Ashford holds a PhD in foreign affairs from the University of Virginia, and an MA from American University’s School of International Service.

Trevor ThrallTrevor Thrall is a senior fellow for the Cato Institute’s Defense and Foreign Policy Department. Thrall is an associate professor at George Mason University’s School of Policy, Government, and International Affairs. He teaches courses in international security, political communication, and U.S. military intervention. His recently edited book, American Foreign Policy and the Politics of Fear: Threat Inflation since 9/11 (Routledge 2009), examined why and how the Bush administration was able to build public support for the war in Iraq in 2003. The companion volume to that work, Why Did the United States Invade Iraq? (Routledge 2011), collects competing explanations about why the administration decided to go to war in the first place.

Prior to arriving at George Mason, Thrall was an associate professor at the University of Michigan-Dearborn where he directed the Master of Public Policy and Master of Public Administration programs. He received his PhD in political science from MIT.

Christopher PrebleChristopher Preble is the vice president for defense and foreign policy studies at the Cato Institute. He is the author of The Power Problem: How American Military Dominance Makes Us Less Safe, Less Prosperous, and Less Free (Cornell University Press, 2009) and John F. Kennedy and the Missile Gap (Northern Illinois University Press, 2004). He coedited, with John Mueller, A Dangerous World? Threat Perception and U.S. National Security (Cato Institute, 2014); and, with Jim Harper and Benjamin Friedman, Terrorizing Ourselves: Why U.S. Counterterrorism Policy Is Failing and How to Fix It (Cato Institute, 2010).
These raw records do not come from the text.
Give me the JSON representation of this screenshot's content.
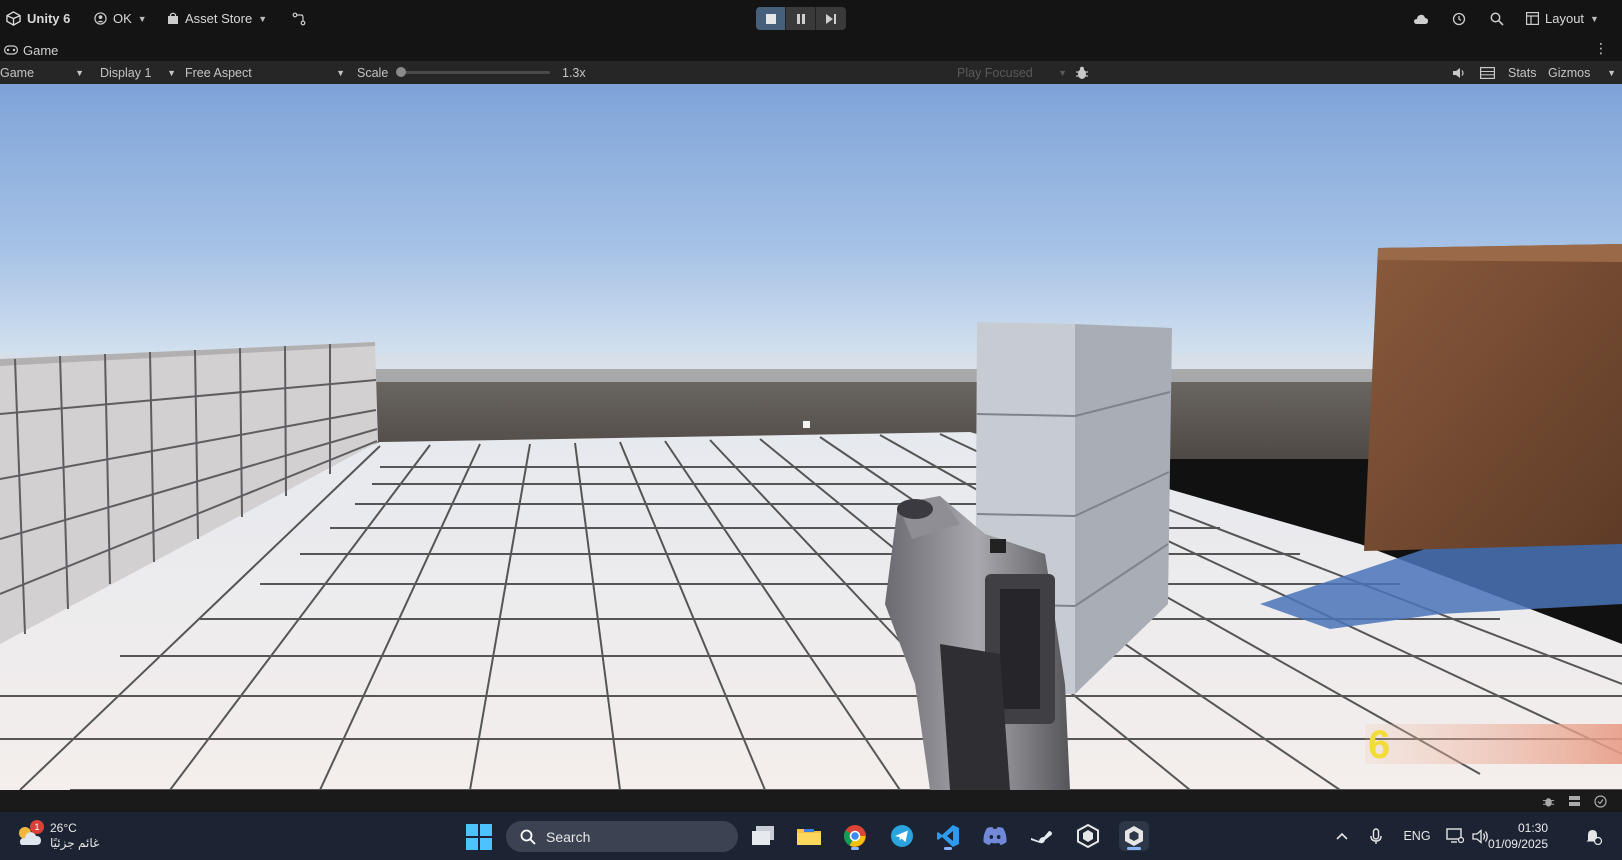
{
  "topbar": {
    "app_name": "Unity 6",
    "account_label": "OK",
    "asset_store_label": "Asset Store",
    "layout_label": "Layout"
  },
  "game_window": {
    "tab_label": "Game",
    "view_dropdown": "Game",
    "display_dropdown": "Display 1",
    "aspect_dropdown": "Free Aspect",
    "scale_label": "Scale",
    "scale_value": "1.3x",
    "scale_fraction": 0.0,
    "play_focused_label": "Play Focused",
    "stats_label": "Stats",
    "gizmos_label": "Gizmos"
  },
  "hud": {
    "ammo_count": "6"
  },
  "taskbar": {
    "weather_temp": "26°C",
    "weather_desc": "غائم جزئيًا",
    "weather_badge": "1",
    "search_label": "Search",
    "language": "ENG",
    "time": "01:30",
    "date": "01/09/2025"
  },
  "colors": {
    "play_active": "#46607c",
    "unity_bar": "#141414",
    "taskbar": "#1c2433",
    "ammo_yellow": "#f2dc3a"
  }
}
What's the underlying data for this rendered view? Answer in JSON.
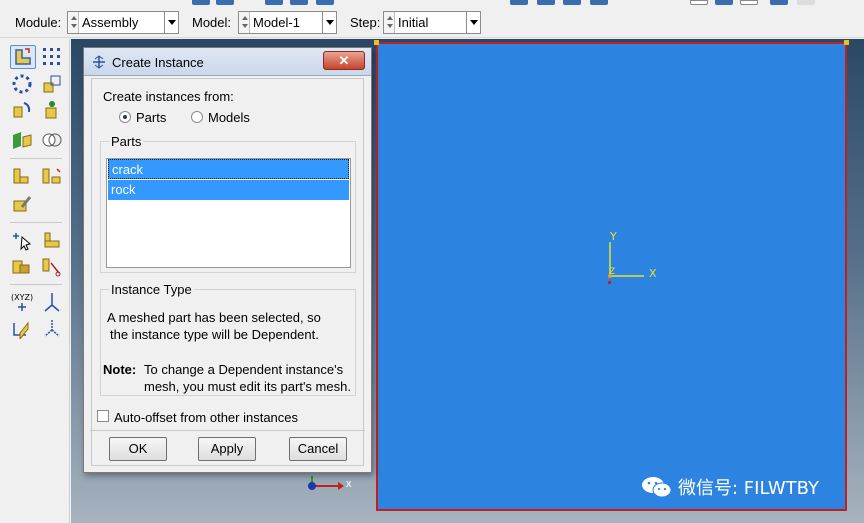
{
  "context_bar": {
    "module_label": "Module:",
    "module_value": "Assembly",
    "model_label": "Model:",
    "model_value": "Model-1",
    "step_label": "Step:",
    "step_value": "Initial"
  },
  "dialog": {
    "title": "Create Instance",
    "close_label": "✕",
    "create_from_label": "Create instances from:",
    "option_parts": "Parts",
    "option_models": "Models",
    "parts_group_title": "Parts",
    "parts": [
      "crack",
      "rock"
    ],
    "instance_type_title": "Instance Type",
    "instance_type_msg_1": "A meshed part has been selected, so",
    "instance_type_msg_2": "the instance type will be Dependent.",
    "note_label": "Note:",
    "note_msg_1": "To change a Dependent instance's",
    "note_msg_2": "mesh, you must edit its part's mesh.",
    "auto_offset_label": "Auto-offset from other instances",
    "ok_label": "OK",
    "apply_label": "Apply",
    "cancel_label": "Cancel"
  },
  "viewport": {
    "axis_y": "Y",
    "axis_x": "X",
    "axis_z": "Z",
    "global_x": "x"
  },
  "watermark": {
    "text": "微信号: FILWTBY"
  },
  "colors": {
    "part_fill": "#2c84e0",
    "selection": "#3399ff",
    "border_red": "#c02020"
  }
}
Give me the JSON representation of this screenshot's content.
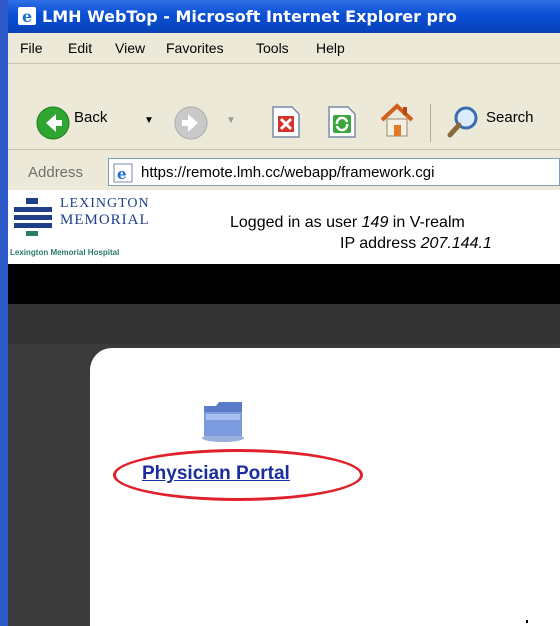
{
  "window": {
    "title": "LMH WebTop - Microsoft Internet Explorer pro"
  },
  "menu": [
    "File",
    "Edit",
    "View",
    "Favorites",
    "Tools",
    "Help"
  ],
  "toolbar": {
    "back_label": "Back",
    "search_label": "Search"
  },
  "address": {
    "label": "Address",
    "url": "https://remote.lmh.cc/webapp/framework.cgi"
  },
  "header": {
    "logo_line1": "LEXINGTON",
    "logo_line2": "MEMORIAL",
    "logo_tagline": "Lexington Memorial Hospital",
    "login_prefix": "Logged in as user ",
    "user": "149",
    "login_mid": " in V-realm",
    "ip_prefix": "IP address ",
    "ip": "207.144.1"
  },
  "content": {
    "portal_link": "Physician Portal"
  },
  "colors": {
    "title_blue": "#0a4fd4",
    "link": "#1a2ea0",
    "annotation": "#e0202a"
  }
}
Preble has also published articles in major publications, including the New York Times, USA Today, the Los Angeles Times, the Financial Times, National Review, The National Interest, and Foreign Policy, and is a frequent guest on television and radio.

In addition to his work at Cato, Preble teaches the U.S. foreign policy elective at the University of California, Washington Center. Before joining Cato in February 2003, he taught history at St. Cloud State University and Temple University. Preble was a commissioned officer in the U.S. Navy, and served aboard the USS Ticonderoga (CG-47) from 1990 to 1993.

Preble holds a PhD in history from Temple University.

John MuellerJohn Mueller is a senior fellow at the Cato Institute. He is also a member of the political science department and senior research scientist with the Mershon Center for International Security Studies at Ohio State University. A leading expert on terrorism and particularly on the reactions (or over-reactions) it often inspires, he is the co-author (with Mark G. Stewart) of Chasing Ghosts: The Policing of Terrorism, published by Oxford University Press in 2016. Their Terror, Security and Money: Balancing the Risks, Benefits, and Costs of Homeland Security was published in 2011 by Oxford. Other books from Mueller include Overblown: How Politicians and the Terrorism Industry Inflate National Security Threats and Why We Believe Them (Free Press, 2006) and Atomic Obsession: Nuclear Alarmism from Hiroshima to Al-Qaeda (Oxford, 2010). He is also the editor of Terrorism Since 9/11: The American Cases (Mershon Center, Ohio State, 2015) and (with Christopher A. Preble) A Dangerous World? Threat Perception and U.S. National Security (Cato, 2014).

Benjamin FriedmanBenjamin H. Friedman is a research fellow in defense and homeland security studies. He writes about U.S. defense politics, focusing on strategy, budgeting, and war. He has co-edited two books and has published in International Security, Political Science Quarterly, Foreign Affairs, the New York Times, the Los Angeles Times, the Atlantic, the Philadelphia Inquirer, USA Today, the Hill, Politico, the Christian Science Monitor, and various other journals. Ben is a graduate of Dartmouth College, a PhD candidate in political science at the MIT, and an adjunct lecturer at George Washington University’s Elliott School of International Affairs.